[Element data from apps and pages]
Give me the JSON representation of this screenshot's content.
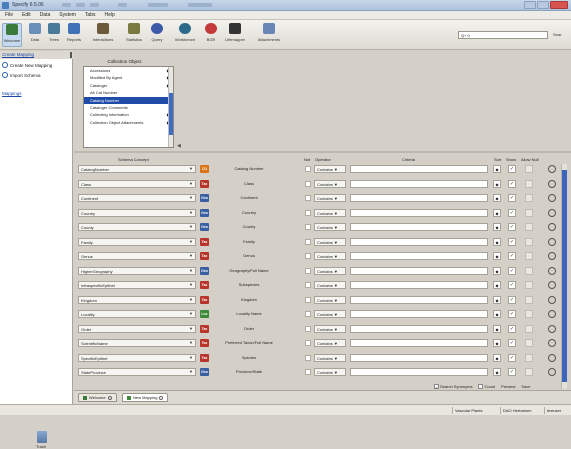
{
  "window": {
    "title": "Specify 6.5.06"
  },
  "menubar": [
    "File",
    "Edit",
    "Data",
    "System",
    "Tabs",
    "Help"
  ],
  "toolbar": {
    "buttons": [
      {
        "label": "Welcome",
        "icon": "home-icon",
        "color": "#3a7a3a"
      },
      {
        "label": "Data",
        "icon": "data-entry-icon",
        "color": "#6a8fb8"
      },
      {
        "label": "Trees",
        "icon": "tree-icon",
        "color": "#4a7a9a"
      },
      {
        "label": "Reports",
        "icon": "reports-icon",
        "color": "#3f73b8"
      },
      {
        "label": "Interactions",
        "icon": "interactions-icon",
        "color": "#6c5a3a"
      },
      {
        "label": "Statistics",
        "icon": "statistics-icon",
        "color": "#7a7a40"
      },
      {
        "label": "Query",
        "icon": "query-icon",
        "color": "#3a5aa8"
      },
      {
        "label": "Workbench",
        "icon": "workbench-icon",
        "color": "#2c6a8a"
      },
      {
        "label": "BGR",
        "icon": "bgr-icon",
        "color": "#c23a3a"
      },
      {
        "label": "Lifemapper",
        "icon": "lifemapper-icon",
        "color": "#333333"
      },
      {
        "label": "Attachments",
        "icon": "attachments-icon",
        "color": "#6a86b4"
      }
    ],
    "search": {
      "value": "Q+ 0",
      "button": "Sear"
    }
  },
  "left_pane": {
    "header": "Create Mapping",
    "items": [
      "Create New Mapping",
      "Import Schema"
    ],
    "link": "Mappings",
    "trash_label": "Trash"
  },
  "collection_object": {
    "header": "Collection Object",
    "items": [
      {
        "label": "Accessions",
        "arrow": true,
        "selected": false
      },
      {
        "label": "Modified By Agent",
        "arrow": true,
        "selected": false
      },
      {
        "label": "Cataloger",
        "arrow": true,
        "selected": false
      },
      {
        "label": "Alt Cat Number",
        "arrow": false,
        "selected": false
      },
      {
        "label": "Catalog Number",
        "arrow": false,
        "selected": true
      },
      {
        "label": "Cataloger Comments",
        "arrow": false,
        "selected": false
      },
      {
        "label": "Collecting Information",
        "arrow": true,
        "selected": false
      },
      {
        "label": "Collection Object Attachments",
        "arrow": true,
        "selected": false
      }
    ]
  },
  "table": {
    "headers": {
      "concept": "Schema Concept",
      "not": "Not",
      "operator": "Operator",
      "criteria": "Criteria",
      "sort": "Sort",
      "show": "Show",
      "allow_null": "Allow Null"
    },
    "rows": [
      {
        "concept": "CatalogNumber",
        "badge": "CO",
        "badge_color": "#d9761a",
        "field": "Catalog Number",
        "operator": "Contains",
        "sort": "◆",
        "show": true
      },
      {
        "concept": "Class",
        "badge": "Tax",
        "badge_color": "#b8352c",
        "field": "Class",
        "operator": "Contains",
        "sort": "◆",
        "show": true
      },
      {
        "concept": "Continent",
        "badge": "Geo",
        "badge_color": "#3a5fa0",
        "field": "Continent",
        "operator": "Contains",
        "sort": "◆",
        "show": true
      },
      {
        "concept": "Country",
        "badge": "Geo",
        "badge_color": "#3a5fa0",
        "field": "Country",
        "operator": "Contains",
        "sort": "◆",
        "show": true
      },
      {
        "concept": "County",
        "badge": "Geo",
        "badge_color": "#3a5fa0",
        "field": "County",
        "operator": "Contains",
        "sort": "◆",
        "show": true
      },
      {
        "concept": "Family",
        "badge": "Tax",
        "badge_color": "#b8352c",
        "field": "Family",
        "operator": "Contains",
        "sort": "◆",
        "show": true
      },
      {
        "concept": "Genus",
        "badge": "Tax",
        "badge_color": "#b8352c",
        "field": "Genus",
        "operator": "Contains",
        "sort": "◆",
        "show": true
      },
      {
        "concept": "HigherGeography",
        "badge": "Geo",
        "badge_color": "#3a5fa0",
        "field": "Geography/Full Name",
        "operator": "Contains",
        "sort": "◆",
        "show": true
      },
      {
        "concept": "InfraspecificEpithet",
        "badge": "Tax",
        "badge_color": "#b8352c",
        "field": "Subspecies",
        "operator": "Contains",
        "sort": "◆",
        "show": true
      },
      {
        "concept": "Kingdom",
        "badge": "Tax",
        "badge_color": "#b8352c",
        "field": "Kingdom",
        "operator": "Contains",
        "sort": "◆",
        "show": true
      },
      {
        "concept": "Locality",
        "badge": "Loc",
        "badge_color": "#3f8a3a",
        "field": "Locality Name",
        "operator": "Contains",
        "sort": "◆",
        "show": true
      },
      {
        "concept": "Order",
        "badge": "Tax",
        "badge_color": "#b8352c",
        "field": "Order",
        "operator": "Contains",
        "sort": "◆",
        "show": true
      },
      {
        "concept": "ScientificName",
        "badge": "Tax",
        "badge_color": "#b8352c",
        "field": "Preferred Taxon/Full Name",
        "operator": "Contains",
        "sort": "◆",
        "show": true
      },
      {
        "concept": "SpecificEpithet",
        "badge": "Tax",
        "badge_color": "#b8352c",
        "field": "Species",
        "operator": "Contains",
        "sort": "◆",
        "show": true
      },
      {
        "concept": "StateProvince",
        "badge": "Geo",
        "badge_color": "#3a5fa0",
        "field": "Province/State",
        "operator": "Contains",
        "sort": "◆",
        "show": true
      }
    ]
  },
  "bottom_options": {
    "search_synonyms": "Search Synonyms",
    "count": "Count",
    "preview": "Preview",
    "save": "Save"
  },
  "tabs": [
    {
      "label": "Welcome"
    },
    {
      "label": "New Mapping"
    }
  ],
  "status": [
    "Vascular Plants",
    "DAO Herbarium",
    "testuser"
  ]
}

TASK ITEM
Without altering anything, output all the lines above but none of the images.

EXERCISE RESULT
Give me the JSON representation of this screenshot's content.
{
  "window": {
    "title": "Specify 6.5.06"
  },
  "menubar": [
    "File",
    "Edit",
    "Data",
    "System",
    "Tabs",
    "Help"
  ],
  "toolbar": {
    "buttons": [
      {
        "label": "Welcome",
        "icon": "home-icon",
        "color": "#3a7a3a"
      },
      {
        "label": "Data",
        "icon": "data-entry-icon",
        "color": "#6a8fb8"
      },
      {
        "label": "Trees",
        "icon": "tree-icon",
        "color": "#4a7a9a"
      },
      {
        "label": "Reports",
        "icon": "reports-icon",
        "color": "#3f73b8"
      },
      {
        "label": "Interactions",
        "icon": "interactions-icon",
        "color": "#6c5a3a"
      },
      {
        "label": "Statistics",
        "icon": "statistics-icon",
        "color": "#7a7a40"
      },
      {
        "label": "Query",
        "icon": "query-icon",
        "color": "#3a5aa8"
      },
      {
        "label": "Workbench",
        "icon": "workbench-icon",
        "color": "#2c6a8a"
      },
      {
        "label": "BGR",
        "icon": "bgr-icon",
        "color": "#c23a3a"
      },
      {
        "label": "Lifemapper",
        "icon": "lifemapper-icon",
        "color": "#333333"
      },
      {
        "label": "Attachments",
        "icon": "attachments-icon",
        "color": "#6a86b4"
      }
    ],
    "search": {
      "value": "Q+ 0",
      "button": "Sear"
    }
  },
  "left_pane": {
    "header": "Create Mapping",
    "items": [
      "Create New Mapping",
      "Import Schema"
    ],
    "link": "Mappings",
    "trash_label": "Trash"
  },
  "collection_object": {
    "header": "Collection Object",
    "items": [
      {
        "label": "Accessions",
        "arrow": true,
        "selected": false
      },
      {
        "label": "Modified By Agent",
        "arrow": true,
        "selected": false
      },
      {
        "label": "Cataloger",
        "arrow": true,
        "selected": false
      },
      {
        "label": "Alt Cat Number",
        "arrow": false,
        "selected": false
      },
      {
        "label": "Catalog Number",
        "arrow": false,
        "selected": true
      },
      {
        "label": "Cataloger Comments",
        "arrow": false,
        "selected": false
      },
      {
        "label": "Collecting Information",
        "arrow": true,
        "selected": false
      },
      {
        "label": "Collection Object Attachments",
        "arrow": true,
        "selected": false
      }
    ]
  },
  "table": {
    "headers": {
      "concept": "Schema Concept",
      "not": "Not",
      "operator": "Operator",
      "criteria": "Criteria",
      "sort": "Sort",
      "show": "Show",
      "allow_null": "Allow Null"
    },
    "rows": [
      {
        "concept": "CatalogNumber",
        "badge": "CO",
        "badge_color": "#d9761a",
        "field": "Catalog Number",
        "operator": "Contains",
        "sort": "◆",
        "show": true
      },
      {
        "concept": "Class",
        "badge": "Tax",
        "badge_color": "#b8352c",
        "field": "Class",
        "operator": "Contains",
        "sort": "◆",
        "show": true
      },
      {
        "concept": "Continent",
        "badge": "Geo",
        "badge_color": "#3a5fa0",
        "field": "Continent",
        "operator": "Contains",
        "sort": "◆",
        "show": true
      },
      {
        "concept": "Country",
        "badge": "Geo",
        "badge_color": "#3a5fa0",
        "field": "Country",
        "operator": "Contains",
        "sort": "◆",
        "show": true
      },
      {
        "concept": "County",
        "badge": "Geo",
        "badge_color": "#3a5fa0",
        "field": "County",
        "operator": "Contains",
        "sort": "◆",
        "show": true
      },
      {
        "concept": "Family",
        "badge": "Tax",
        "badge_color": "#b8352c",
        "field": "Family",
        "operator": "Contains",
        "sort": "◆",
        "show": true
      },
      {
        "concept": "Genus",
        "badge": "Tax",
        "badge_color": "#b8352c",
        "field": "Genus",
        "operator": "Contains",
        "sort": "◆",
        "show": true
      },
      {
        "concept": "HigherGeography",
        "badge": "Geo",
        "badge_color": "#3a5fa0",
        "field": "Geography/Full Name",
        "operator": "Contains",
        "sort": "◆",
        "show": true
      },
      {
        "concept": "InfraspecificEpithet",
        "badge": "Tax",
        "badge_color": "#b8352c",
        "field": "Subspecies",
        "operator": "Contains",
        "sort": "◆",
        "show": true
      },
      {
        "concept": "Kingdom",
        "badge": "Tax",
        "badge_color": "#b8352c",
        "field": "Kingdom",
        "operator": "Contains",
        "sort": "◆",
        "show": true
      },
      {
        "concept": "Locality",
        "badge": "Loc",
        "badge_color": "#3f8a3a",
        "field": "Locality Name",
        "operator": "Contains",
        "sort": "◆",
        "show": true
      },
      {
        "concept": "Order",
        "badge": "Tax",
        "badge_color": "#b8352c",
        "field": "Order",
        "operator": "Contains",
        "sort": "◆",
        "show": true
      },
      {
        "concept": "ScientificName",
        "badge": "Tax",
        "badge_color": "#b8352c",
        "field": "Preferred Taxon/Full Name",
        "operator": "Contains",
        "sort": "◆",
        "show": true
      },
      {
        "concept": "SpecificEpithet",
        "badge": "Tax",
        "badge_color": "#b8352c",
        "field": "Species",
        "operator": "Contains",
        "sort": "◆",
        "show": true
      },
      {
        "concept": "StateProvince",
        "badge": "Geo",
        "badge_color": "#3a5fa0",
        "field": "Province/State",
        "operator": "Contains",
        "sort": "◆",
        "show": true
      }
    ]
  },
  "bottom_options": {
    "search_synonyms": "Search Synonyms",
    "count": "Count",
    "preview": "Preview",
    "save": "Save"
  },
  "tabs": [
    {
      "label": "Welcome"
    },
    {
      "label": "New Mapping"
    }
  ],
  "status": [
    "Vascular Plants",
    "DAO Herbarium",
    "testuser"
  ]
}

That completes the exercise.